  • Renee Hopper Long, 37, of Madison Road, Madison, charged with trafficking schedule II by possession (oxycodone), maintaining a drug dwelling, conspiracy to sell and deliver cocaine, possession of marijuana, possession of drug paraphernalia. Her secured bond was set at $7,500.
  • David Allen Stephenson, 21, of Merrydale Court, King, charged with possession of a marijuana, possession of drug paraphernalia, and maintaining a drug dwelling. His unsecured bond was set at $2,500.
  • Donald Gray Johnson, 52, of Lemons Road, Walnut Cove, charged with two counts trafficking by selling a schedule III substance (Hydrocodone), two counts trafficking by delivery of a schedule III substance (Hydrocodone), maintaining a drug dwelling, and possession of drug paraphernalia. His secured bond was set at $30,000.
  • James Martin Windham, 19, of Gene Martin Road, Walnut Cove, charged with possession of marijuana, possession of drug paraphernalia, and maintaining a drug dwelling. His unsecured bond was set at $2,500.
  • Patrick Chase Slate, 26, of Hwy 311 N, Walnut Cove, charged with possession of marijuana and possession of drug paraphernalia. His unsecured bond was set at $2,500.
  • Mitchell Edward Manson, 27, of Moorefield Road, Danbury, charged with manufacture of a schedule VI substance (marijuana), possession with intent to manufacture, sell, and delivery a schedule VI substance (marijuana), maintaining a drug dwelling, and possession of drug paraphernalia. His secured bond was set at $15,000.
  • Steven Matthew Manson, 24, of Moorefield Road, Danbury, charged with possession of a schedule IV substance (marijuana), possession of drug paraphernalia, and maintaining a drug dwelling.
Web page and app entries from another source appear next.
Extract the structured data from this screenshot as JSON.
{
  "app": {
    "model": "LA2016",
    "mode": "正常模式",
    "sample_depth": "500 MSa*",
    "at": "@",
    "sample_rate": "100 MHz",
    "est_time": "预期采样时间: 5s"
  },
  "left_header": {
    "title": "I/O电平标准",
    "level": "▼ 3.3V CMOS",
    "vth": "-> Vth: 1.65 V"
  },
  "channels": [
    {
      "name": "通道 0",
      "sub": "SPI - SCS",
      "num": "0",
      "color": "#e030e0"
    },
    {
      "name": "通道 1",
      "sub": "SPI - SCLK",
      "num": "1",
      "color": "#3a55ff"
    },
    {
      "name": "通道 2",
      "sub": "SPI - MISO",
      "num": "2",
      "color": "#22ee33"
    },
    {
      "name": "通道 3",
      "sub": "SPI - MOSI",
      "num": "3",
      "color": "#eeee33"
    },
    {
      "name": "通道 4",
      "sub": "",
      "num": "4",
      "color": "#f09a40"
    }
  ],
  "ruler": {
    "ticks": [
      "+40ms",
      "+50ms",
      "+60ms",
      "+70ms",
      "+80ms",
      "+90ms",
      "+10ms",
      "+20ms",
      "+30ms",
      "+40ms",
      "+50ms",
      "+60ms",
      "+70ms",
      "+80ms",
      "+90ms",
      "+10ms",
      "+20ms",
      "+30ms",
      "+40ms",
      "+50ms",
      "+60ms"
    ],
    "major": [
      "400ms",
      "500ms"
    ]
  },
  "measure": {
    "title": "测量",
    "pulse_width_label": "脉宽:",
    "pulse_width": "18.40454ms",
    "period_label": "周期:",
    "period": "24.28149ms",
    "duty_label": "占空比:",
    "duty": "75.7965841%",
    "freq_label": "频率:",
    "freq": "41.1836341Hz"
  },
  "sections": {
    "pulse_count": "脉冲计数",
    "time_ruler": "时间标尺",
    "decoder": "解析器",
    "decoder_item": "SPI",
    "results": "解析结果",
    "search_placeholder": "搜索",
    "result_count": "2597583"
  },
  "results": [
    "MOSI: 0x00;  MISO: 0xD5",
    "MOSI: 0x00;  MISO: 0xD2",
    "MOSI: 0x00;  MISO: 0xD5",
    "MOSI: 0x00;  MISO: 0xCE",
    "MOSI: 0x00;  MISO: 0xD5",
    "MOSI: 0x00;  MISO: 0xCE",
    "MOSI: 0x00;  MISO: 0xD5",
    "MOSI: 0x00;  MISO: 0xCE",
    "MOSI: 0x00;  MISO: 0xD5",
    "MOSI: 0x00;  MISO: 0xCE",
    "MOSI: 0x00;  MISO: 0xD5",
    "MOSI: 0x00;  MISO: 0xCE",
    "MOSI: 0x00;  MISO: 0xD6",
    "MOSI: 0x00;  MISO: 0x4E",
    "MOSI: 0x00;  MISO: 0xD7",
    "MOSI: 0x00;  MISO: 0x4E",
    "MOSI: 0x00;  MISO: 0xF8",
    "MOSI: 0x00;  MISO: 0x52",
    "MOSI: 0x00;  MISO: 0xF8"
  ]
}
His secured bond was set at $1,000.
  • Joanna Payne Duncan, 44, of Rengo Drive, King, charged with obtaining controlled substance by fraud and forgery, trafficking by possession of a schedule III substance (Hydrocodone), trafficking by transportation of a schedule III substance (Hydrocodone), and trafficking by delivery of a schedule III substance (Hydrocodone). Her unsecured bond was set at $25,000.
  • Cortez Devon Walls, 24, of Rookwood Lane, Winston-Salem, charged with possession with intent to sell and delivery a counterfeit controlled substance, sell and delivery of a counterfeit controlled substance, creating a counterfeit controlled substance, possession with intent to manufacture, sell, and delivery near a child care center, maintaining a drug vehicle, and possession of drug paraphernalia. His secured bond was set at $25,000.
    Courtney Brooke Parrish, 21, of Merrydale Court, King, charged with possession of a Schedule VI substance (marijuana), possession of drug paraphernalia, and maintaining a drug dwelling. Her unsecured bond was set at $1,500.



Arrested in Cana, Virginia

  • Melissa Gwynn Ibarra, 36, of Childrens Lane; Cana, Virginia; charged with possession of schedule I or II drugs (methamphetamine), manufacture of schedule I or II drugs (methamphetamine), conspiracy, possession of precursors, and possession of more than 227 grams of methamphetamine. She had no bond set.
  • Jessie Allen Chance, 35, of Childrens Lane; Cana, Virginia; charged with possession of schedule I or II drugs (methamphetamine), manufacture of schedule I or II drugs (methamphetamine), conspiracy, possession of precursors, and possession of more than 227 grams of methamphetamine. He had no bond set.